### TASK DETAILS
Read through the data, and wherever a line holds the word "Windows", write that line out.

+ + + +

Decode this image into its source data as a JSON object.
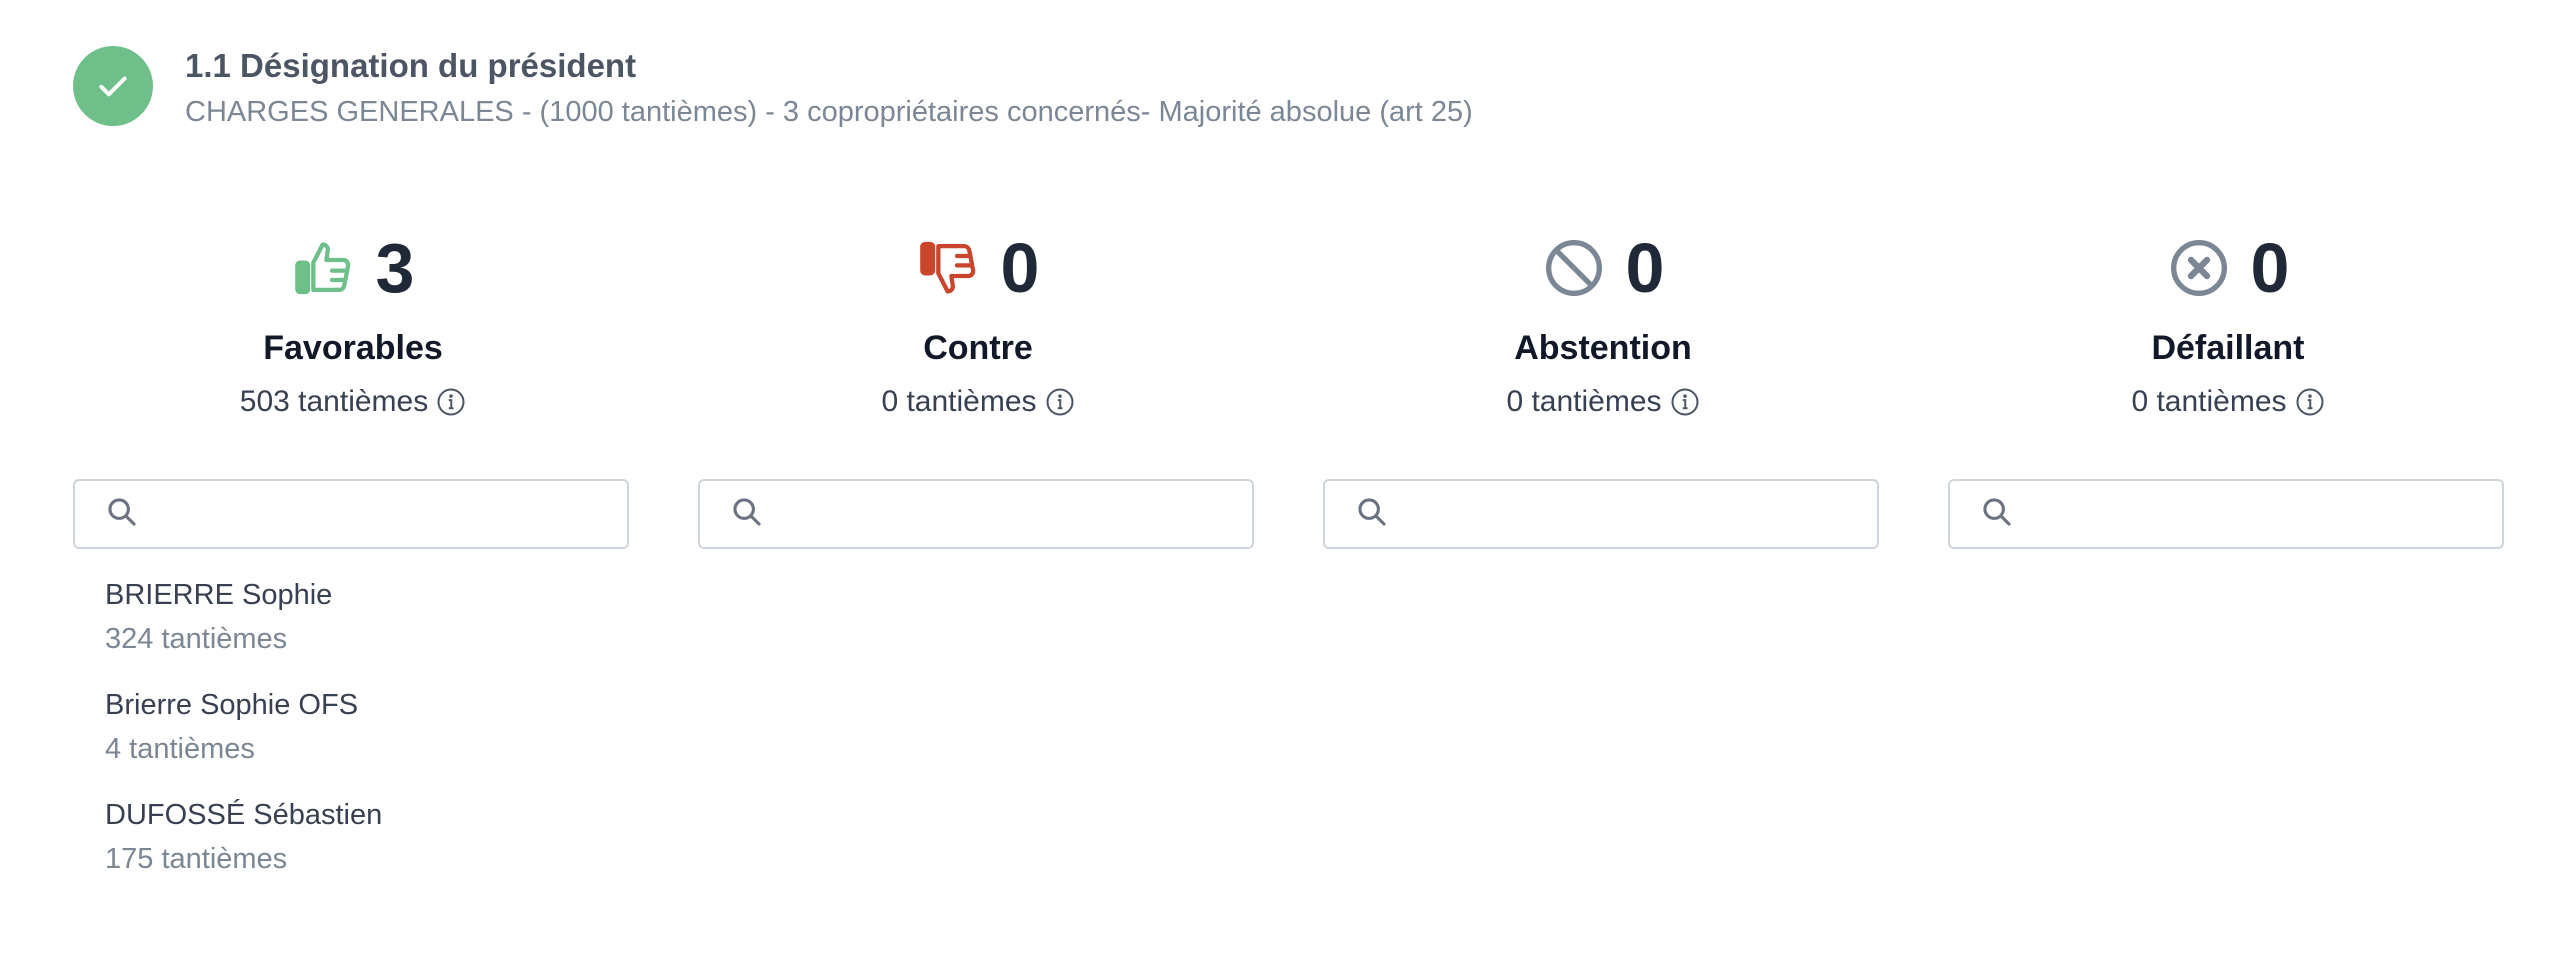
{
  "resolution": {
    "title": "1.1 Désignation du président",
    "subtitle": "CHARGES GENERALES - (1000 tantièmes) - 3 copropriétaires concernés- Majorité absolue (art 25)"
  },
  "columns": [
    {
      "icon": "thumbs-up-icon",
      "color": "#6fbf8a",
      "count": "3",
      "label": "Favorables",
      "tantiemes": "503 tantièmes",
      "voters": [
        {
          "name": "BRIERRE Sophie",
          "tantiemes": "324 tantièmes"
        },
        {
          "name": "Brierre Sophie OFS",
          "tantiemes": "4 tantièmes"
        },
        {
          "name": "DUFOSSÉ Sébastien",
          "tantiemes": "175 tantièmes"
        }
      ]
    },
    {
      "icon": "thumbs-down-icon",
      "color": "#c9462c",
      "count": "0",
      "label": "Contre",
      "tantiemes": "0 tantièmes",
      "voters": []
    },
    {
      "icon": "prohibited-icon",
      "color": "#7b8794",
      "count": "0",
      "label": "Abstention",
      "tantiemes": "0 tantièmes",
      "voters": []
    },
    {
      "icon": "x-circle-icon",
      "color": "#7b8794",
      "count": "0",
      "label": "Défaillant",
      "tantiemes": "0 tantièmes",
      "voters": []
    }
  ]
}
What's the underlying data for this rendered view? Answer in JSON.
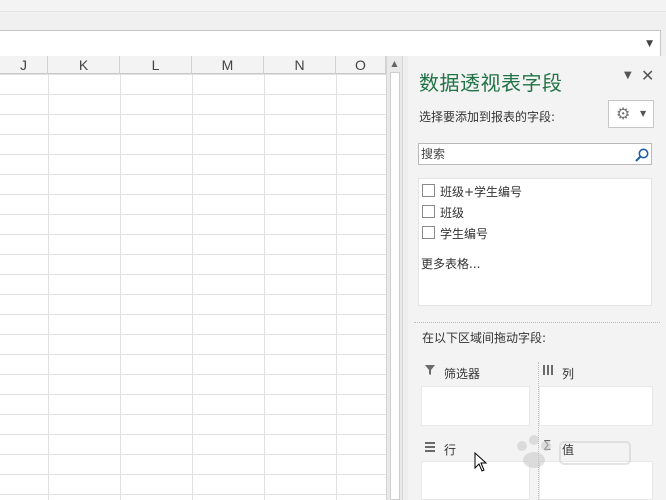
{
  "columns": [
    "J",
    "K",
    "L",
    "M",
    "N",
    "O"
  ],
  "pane": {
    "title": "数据透视表字段",
    "choose_label": "选择要添加到报表的字段:",
    "search_placeholder": "搜索",
    "fields": [
      {
        "label": "班级+学生编号",
        "checked": false
      },
      {
        "label": "班级",
        "checked": false
      },
      {
        "label": "学生编号",
        "checked": false
      }
    ],
    "more_tables": "更多表格...",
    "drag_label": "在以下区域间拖动字段:",
    "areas": {
      "filters": "筛选器",
      "columns": "列",
      "rows": "行",
      "values": "值"
    }
  },
  "colors": {
    "accent": "#217346",
    "pane_bg": "#f3f3f3",
    "gridline": "#e1e1e1"
  },
  "icons": [
    "menu-caret-icon",
    "close-icon",
    "gear-icon",
    "search-icon",
    "filter-icon",
    "columns-icon",
    "rows-icon",
    "sigma-icon"
  ]
}
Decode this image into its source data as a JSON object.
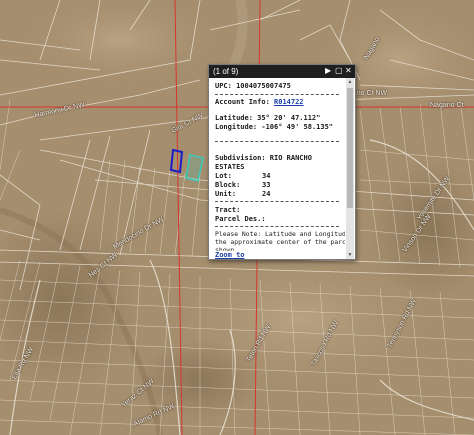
{
  "map": {
    "road_labels": [
      "Gila Ct NW",
      "Harmony Dr NW",
      "Mendocino Dr NW",
      "Nez Ct NW",
      "Nagano Ct",
      "Nagano Ct NW",
      "Nagano",
      "Vinson Dr NW",
      "Tascosa Rd NW",
      "Tennyson Rd NW",
      "Yosemite Dr NW",
      "Yeraz Ct NW",
      "Alamo Rd NW",
      "Ella Rd NW",
      "Teton Rd NW"
    ],
    "colors": {
      "terrain": "#a48e6e",
      "parcel_line": "#e8e0d4",
      "boundary_red": "#d8352e",
      "selected_parcel": "#1c1cc8",
      "adjacent_parcel": "#3ec8b8"
    }
  },
  "popup": {
    "counter": "(1 of 9)",
    "controls": {
      "next_icon": "play-icon",
      "maximize_icon": "maximize-icon",
      "close_icon": "close-icon"
    },
    "upc_label": "UPC: 1004075007475",
    "account_label": "Account Info:",
    "account_link": "R014722",
    "latitude_label": "Latitude: 35° 20' 47.112\"",
    "longitude_label": "Longitude: -106° 49' 58.135\"",
    "subdivision_label": "Subdivision: RIO RANCHO",
    "subdivision_cont": "ESTATES",
    "lot": {
      "label": "Lot:",
      "value": "34"
    },
    "block": {
      "label": "Block:",
      "value": "33"
    },
    "unit": {
      "label": "Unit:",
      "value": "24"
    },
    "tract_label": "Tract:",
    "parcel_des_label": "Parcel Des.:",
    "note_line1": "Please Note: Latitude and Longitude is",
    "note_line2": "the approximate center of the parcel",
    "note_line3": "shown.",
    "zoom_link": "Zoom to"
  }
}
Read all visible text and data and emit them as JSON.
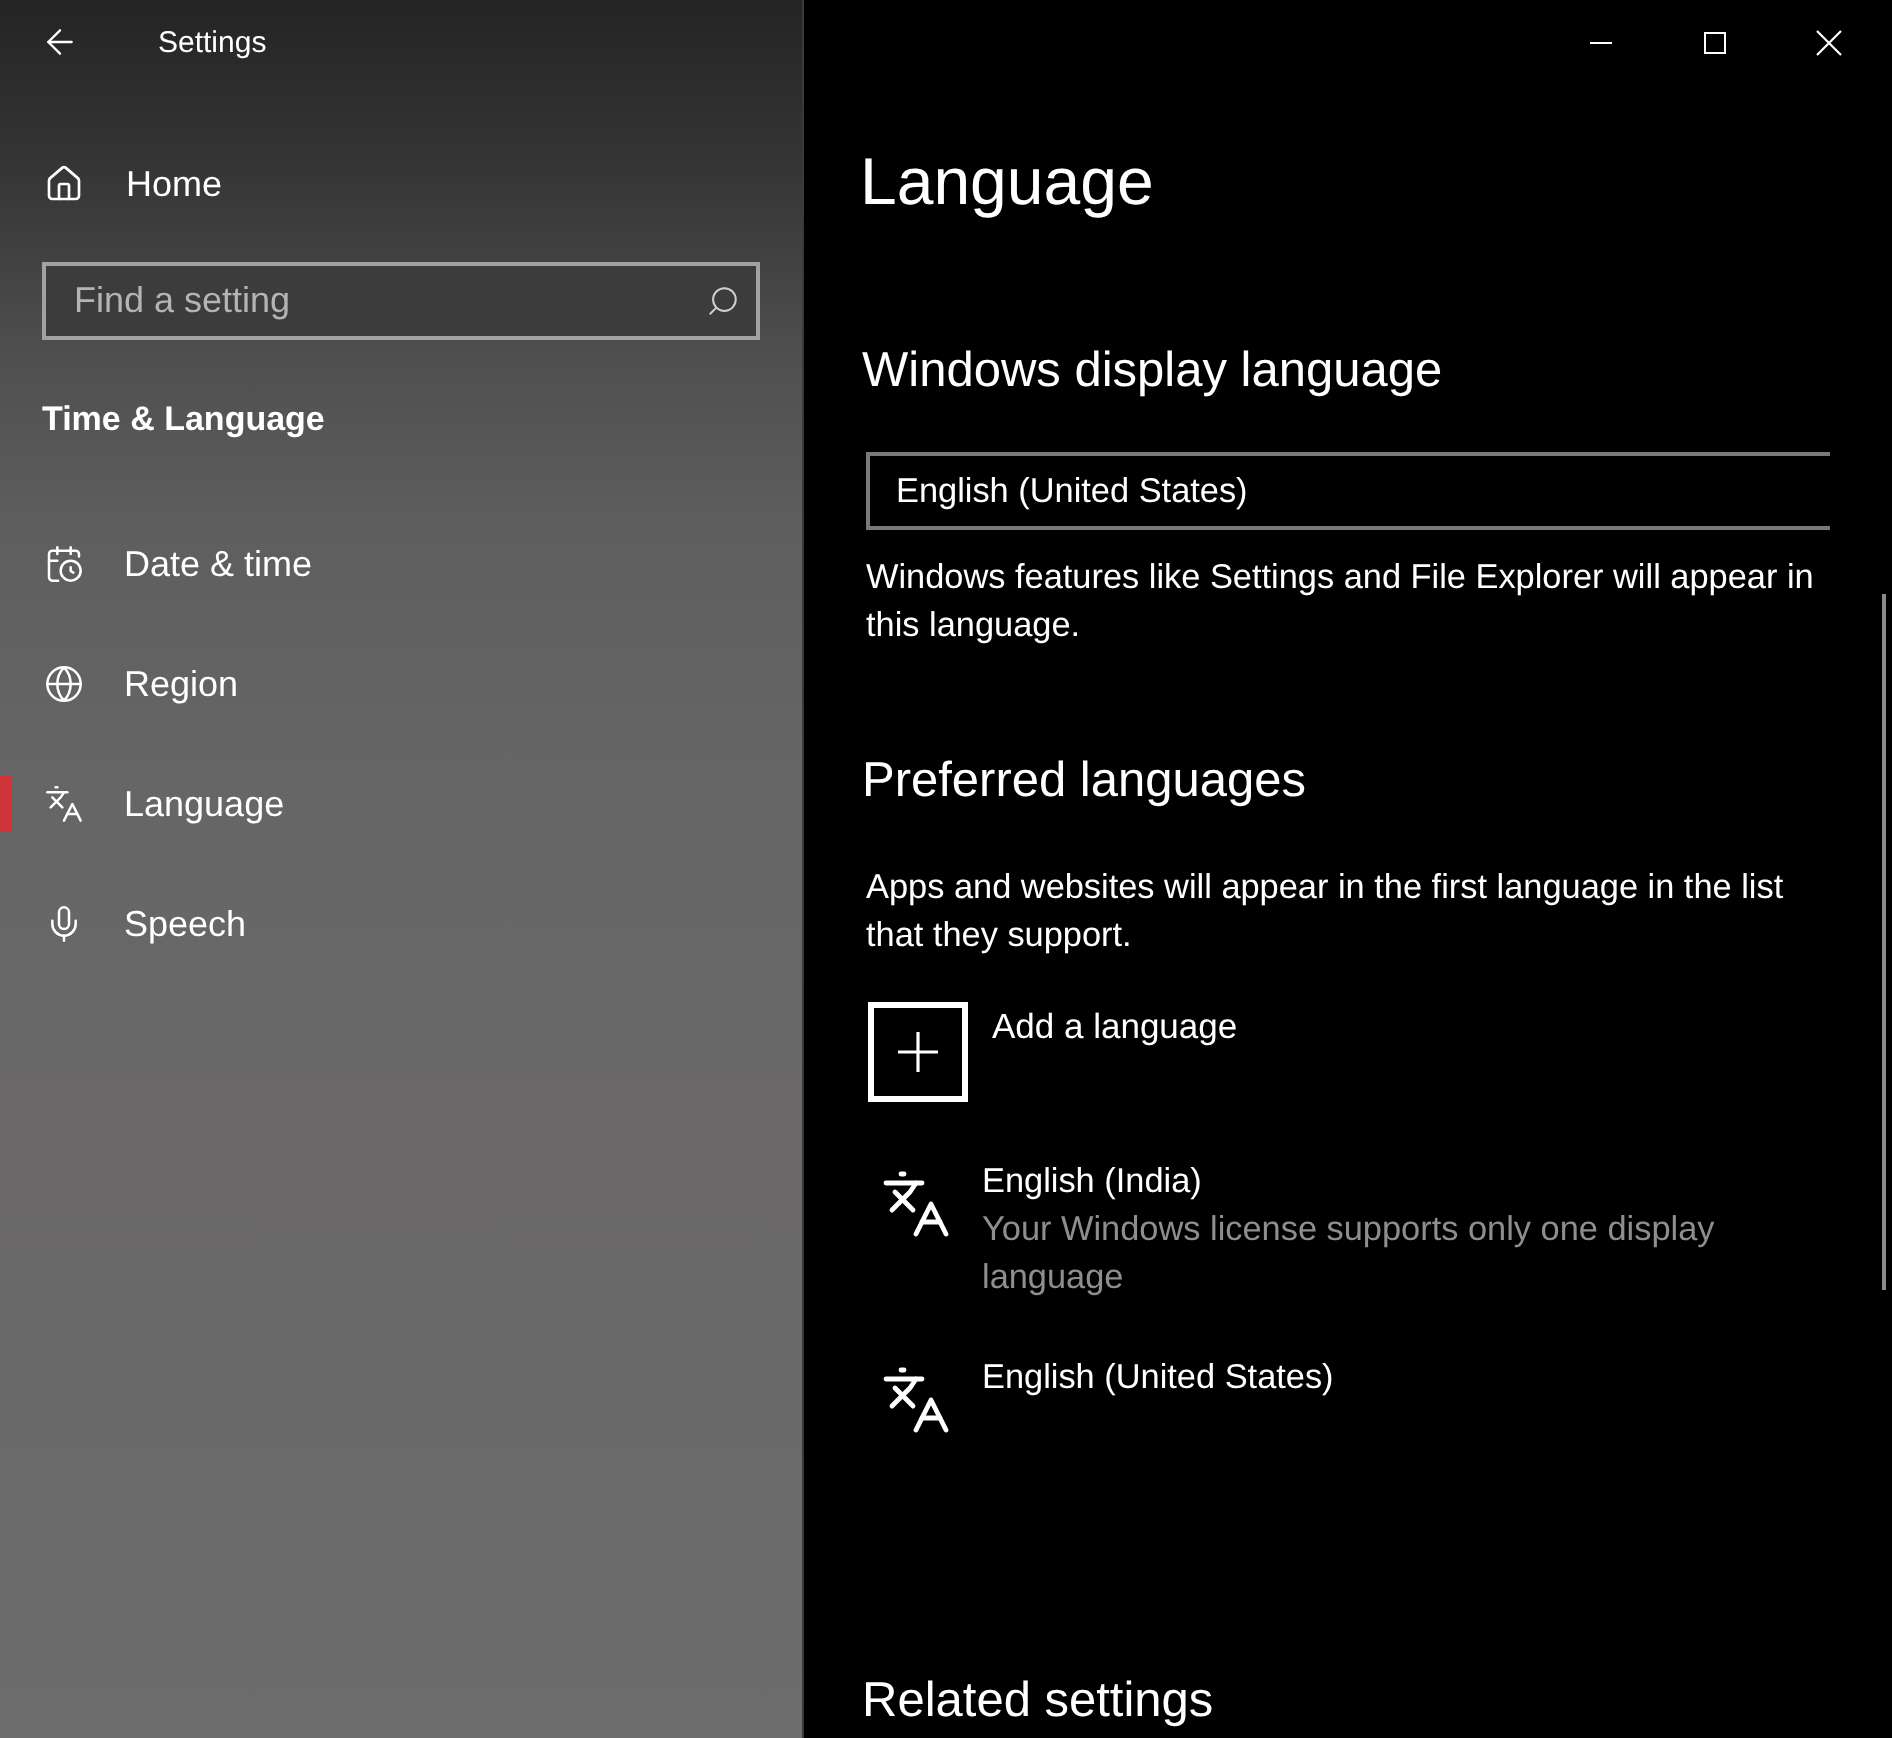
{
  "window": {
    "title": "Settings"
  },
  "sidebar": {
    "home": {
      "label": "Home"
    },
    "search": {
      "placeholder": "Find a setting"
    },
    "section_title": "Time & Language",
    "items": [
      {
        "label": "Date & time",
        "kind": "datetime",
        "selected": false
      },
      {
        "label": "Region",
        "kind": "region",
        "selected": false
      },
      {
        "label": "Language",
        "kind": "language",
        "selected": true
      },
      {
        "label": "Speech",
        "kind": "speech",
        "selected": false
      }
    ]
  },
  "page": {
    "title": "Language",
    "display_language": {
      "heading": "Windows display language",
      "value": "English (United States)",
      "description": "Windows features like Settings and File Explorer will appear in this language."
    },
    "preferred_languages": {
      "heading": "Preferred languages",
      "description": "Apps and websites will appear in the first language in the list that they support.",
      "add_button": "Add a language",
      "languages": [
        {
          "name": "English (India)",
          "note": "Your Windows license supports only one display language"
        },
        {
          "name": "English (United States)"
        }
      ]
    },
    "related_settings": {
      "heading": "Related settings"
    }
  }
}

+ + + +

### ANSWER SECTION
      "heading": "Windows display language",
      "description": "Windows features like Settings and File Explorer will appear in this language."
          "note": "Your Windows license supports only one display language"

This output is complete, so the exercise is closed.